“I want to be an educator rather than a teacher,” he continued. “A teacher delivers content, and that is important. The word ‘educator’ comes from the Latin word educe, which means to draw from within. That’s what I try to do with my students — to pull out what is already within them. Call Me MISTER has taught me how to do that.”
Melanie Kieve is the public information director for the College of Health, Education, and Human Development and the Eugene T. Moore School of Education.
To learn more about Call Me MISTER director Roy Jones, click here.
There’s a literary legend that Ernest Hemingway once was challenged to write a short story in six words or less and responded with:
“For sale: baby shoes, never worn.”
While that was never verified, Smith Magazine popularized the idea of six-word memoirs several years ago, inviting online readers to share their six words on life, happiness and more.
It seemed a perfect challenge for Clemson alumni, who, from both anecdotal and formal research, are among the most loyal in the country.

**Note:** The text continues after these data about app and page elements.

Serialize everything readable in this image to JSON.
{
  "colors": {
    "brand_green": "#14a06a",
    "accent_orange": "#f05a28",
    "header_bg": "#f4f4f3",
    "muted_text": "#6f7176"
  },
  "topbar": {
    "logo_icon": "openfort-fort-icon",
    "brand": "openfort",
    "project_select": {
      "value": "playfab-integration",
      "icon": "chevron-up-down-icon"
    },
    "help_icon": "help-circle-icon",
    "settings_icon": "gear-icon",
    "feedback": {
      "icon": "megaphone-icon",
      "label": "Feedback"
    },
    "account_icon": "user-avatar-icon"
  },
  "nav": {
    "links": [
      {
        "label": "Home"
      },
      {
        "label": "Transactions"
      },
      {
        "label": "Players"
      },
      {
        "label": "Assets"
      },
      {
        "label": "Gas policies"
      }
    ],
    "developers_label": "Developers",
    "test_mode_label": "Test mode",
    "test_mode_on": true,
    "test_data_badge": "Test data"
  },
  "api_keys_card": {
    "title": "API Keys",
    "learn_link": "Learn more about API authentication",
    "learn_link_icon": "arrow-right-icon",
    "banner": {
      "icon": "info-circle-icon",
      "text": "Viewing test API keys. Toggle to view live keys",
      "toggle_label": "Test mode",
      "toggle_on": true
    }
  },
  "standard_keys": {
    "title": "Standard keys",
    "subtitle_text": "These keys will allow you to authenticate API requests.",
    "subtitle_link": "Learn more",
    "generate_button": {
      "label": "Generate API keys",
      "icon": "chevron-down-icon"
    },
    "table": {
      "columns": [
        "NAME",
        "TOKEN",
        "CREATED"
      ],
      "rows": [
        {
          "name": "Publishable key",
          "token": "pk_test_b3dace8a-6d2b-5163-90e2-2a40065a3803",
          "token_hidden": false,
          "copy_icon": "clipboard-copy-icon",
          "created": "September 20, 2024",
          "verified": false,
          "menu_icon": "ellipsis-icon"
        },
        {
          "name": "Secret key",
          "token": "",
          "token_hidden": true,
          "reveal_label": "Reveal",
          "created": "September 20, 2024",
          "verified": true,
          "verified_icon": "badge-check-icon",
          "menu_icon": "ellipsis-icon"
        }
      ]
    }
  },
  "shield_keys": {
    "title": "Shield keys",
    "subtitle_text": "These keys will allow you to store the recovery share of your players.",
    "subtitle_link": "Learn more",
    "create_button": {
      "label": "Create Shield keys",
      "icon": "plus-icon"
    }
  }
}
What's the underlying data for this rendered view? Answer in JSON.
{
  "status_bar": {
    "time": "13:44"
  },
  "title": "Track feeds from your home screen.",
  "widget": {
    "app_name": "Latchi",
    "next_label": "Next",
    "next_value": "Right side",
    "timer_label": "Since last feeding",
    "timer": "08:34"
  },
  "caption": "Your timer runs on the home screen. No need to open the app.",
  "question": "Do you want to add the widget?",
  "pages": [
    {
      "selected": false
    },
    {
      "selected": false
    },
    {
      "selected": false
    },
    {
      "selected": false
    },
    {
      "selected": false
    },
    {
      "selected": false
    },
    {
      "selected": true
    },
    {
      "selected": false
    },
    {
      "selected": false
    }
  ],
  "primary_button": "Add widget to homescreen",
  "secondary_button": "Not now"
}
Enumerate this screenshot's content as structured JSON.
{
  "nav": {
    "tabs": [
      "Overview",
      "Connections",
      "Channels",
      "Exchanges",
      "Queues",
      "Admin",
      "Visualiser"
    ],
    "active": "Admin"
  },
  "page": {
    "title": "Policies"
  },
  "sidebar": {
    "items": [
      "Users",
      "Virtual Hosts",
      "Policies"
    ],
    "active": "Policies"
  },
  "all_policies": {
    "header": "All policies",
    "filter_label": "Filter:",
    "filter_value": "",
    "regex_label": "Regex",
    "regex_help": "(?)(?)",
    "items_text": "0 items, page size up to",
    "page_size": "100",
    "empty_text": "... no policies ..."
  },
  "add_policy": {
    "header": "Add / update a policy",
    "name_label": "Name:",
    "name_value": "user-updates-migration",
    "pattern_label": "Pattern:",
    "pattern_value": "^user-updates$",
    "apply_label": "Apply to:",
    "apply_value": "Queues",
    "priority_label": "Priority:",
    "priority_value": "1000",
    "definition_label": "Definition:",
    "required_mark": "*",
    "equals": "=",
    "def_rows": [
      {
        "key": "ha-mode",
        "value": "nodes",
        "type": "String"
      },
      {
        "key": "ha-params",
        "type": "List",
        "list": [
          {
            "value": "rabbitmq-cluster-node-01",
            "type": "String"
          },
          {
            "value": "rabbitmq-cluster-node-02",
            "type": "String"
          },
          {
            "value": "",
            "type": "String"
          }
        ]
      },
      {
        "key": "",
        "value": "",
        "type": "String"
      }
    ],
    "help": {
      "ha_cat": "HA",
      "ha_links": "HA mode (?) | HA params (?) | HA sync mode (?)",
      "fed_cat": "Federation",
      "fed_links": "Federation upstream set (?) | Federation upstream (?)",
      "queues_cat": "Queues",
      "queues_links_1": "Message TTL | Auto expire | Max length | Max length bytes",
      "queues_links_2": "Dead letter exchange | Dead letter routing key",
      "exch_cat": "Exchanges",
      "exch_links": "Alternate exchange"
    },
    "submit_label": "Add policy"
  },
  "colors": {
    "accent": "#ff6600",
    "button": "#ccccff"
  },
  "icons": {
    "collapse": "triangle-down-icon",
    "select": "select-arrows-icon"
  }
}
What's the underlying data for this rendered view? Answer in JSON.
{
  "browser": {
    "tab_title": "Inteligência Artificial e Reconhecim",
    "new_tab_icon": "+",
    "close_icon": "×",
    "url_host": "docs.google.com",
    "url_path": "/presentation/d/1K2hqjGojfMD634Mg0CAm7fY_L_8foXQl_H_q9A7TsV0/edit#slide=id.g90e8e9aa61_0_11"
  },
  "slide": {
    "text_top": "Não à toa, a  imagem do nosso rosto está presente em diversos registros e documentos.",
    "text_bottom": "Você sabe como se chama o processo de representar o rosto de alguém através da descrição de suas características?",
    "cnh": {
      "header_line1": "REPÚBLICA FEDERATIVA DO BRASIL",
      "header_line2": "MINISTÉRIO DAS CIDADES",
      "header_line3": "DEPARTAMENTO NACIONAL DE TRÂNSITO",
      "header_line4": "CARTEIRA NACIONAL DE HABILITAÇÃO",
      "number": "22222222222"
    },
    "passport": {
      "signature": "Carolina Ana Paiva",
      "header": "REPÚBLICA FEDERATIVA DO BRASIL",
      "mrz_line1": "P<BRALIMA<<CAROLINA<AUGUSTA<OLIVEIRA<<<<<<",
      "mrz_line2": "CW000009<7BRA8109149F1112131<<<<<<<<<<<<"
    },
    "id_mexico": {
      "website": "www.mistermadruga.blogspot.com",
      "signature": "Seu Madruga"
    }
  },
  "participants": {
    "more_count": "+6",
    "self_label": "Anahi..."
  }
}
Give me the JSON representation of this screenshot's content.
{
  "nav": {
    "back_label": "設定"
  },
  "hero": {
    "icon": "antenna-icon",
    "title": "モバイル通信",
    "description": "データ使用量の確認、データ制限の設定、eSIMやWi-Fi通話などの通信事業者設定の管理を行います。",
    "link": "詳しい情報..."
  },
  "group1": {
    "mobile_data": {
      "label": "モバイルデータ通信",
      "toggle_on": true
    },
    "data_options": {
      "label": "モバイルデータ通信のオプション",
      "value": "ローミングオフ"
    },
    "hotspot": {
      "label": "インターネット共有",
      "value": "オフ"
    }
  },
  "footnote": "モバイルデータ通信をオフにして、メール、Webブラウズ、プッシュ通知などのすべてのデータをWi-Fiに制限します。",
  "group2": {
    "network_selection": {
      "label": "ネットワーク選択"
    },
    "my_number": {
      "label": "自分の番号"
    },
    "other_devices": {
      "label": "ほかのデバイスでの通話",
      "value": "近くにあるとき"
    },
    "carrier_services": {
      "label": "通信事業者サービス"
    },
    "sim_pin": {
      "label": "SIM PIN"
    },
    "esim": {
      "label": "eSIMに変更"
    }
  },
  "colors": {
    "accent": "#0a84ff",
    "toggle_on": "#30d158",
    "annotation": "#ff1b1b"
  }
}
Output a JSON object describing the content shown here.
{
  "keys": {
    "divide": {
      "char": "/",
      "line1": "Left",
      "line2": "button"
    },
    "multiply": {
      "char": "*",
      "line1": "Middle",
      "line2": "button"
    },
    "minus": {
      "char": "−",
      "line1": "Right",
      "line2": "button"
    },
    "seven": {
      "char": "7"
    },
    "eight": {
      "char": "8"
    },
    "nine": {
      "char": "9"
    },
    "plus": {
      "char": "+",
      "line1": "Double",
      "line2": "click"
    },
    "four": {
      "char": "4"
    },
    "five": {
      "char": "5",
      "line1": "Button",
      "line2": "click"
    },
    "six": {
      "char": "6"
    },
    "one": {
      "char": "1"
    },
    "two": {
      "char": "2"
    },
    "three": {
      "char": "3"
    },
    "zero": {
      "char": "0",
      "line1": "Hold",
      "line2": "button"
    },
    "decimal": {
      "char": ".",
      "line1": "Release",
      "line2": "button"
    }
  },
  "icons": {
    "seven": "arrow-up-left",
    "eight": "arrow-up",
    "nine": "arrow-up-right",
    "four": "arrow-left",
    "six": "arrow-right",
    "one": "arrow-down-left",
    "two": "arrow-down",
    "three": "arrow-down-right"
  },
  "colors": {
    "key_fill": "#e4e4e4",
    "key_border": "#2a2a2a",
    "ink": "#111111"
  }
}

Start a cadence count almost anywhere and any alum within earshot will pick it up.
So we threw out the question on our Clemson World Facebook page: “How would you describe your Clemson experience in six words or less?” We’ll give a little slack to those grads for whom mathematics isn’t a strong point — some of our six-word memoirs stretched to seven, or eight, or even 18. But it was clear in reading through them that the memories of the education gained and relationships formed have resulted in an incredibly strong Tiger pride. This is a visual representation of the many responses posted on Facebook. The larger the word, the more times it was used. And, yes, “thermodynamics” really was part of one six-word description.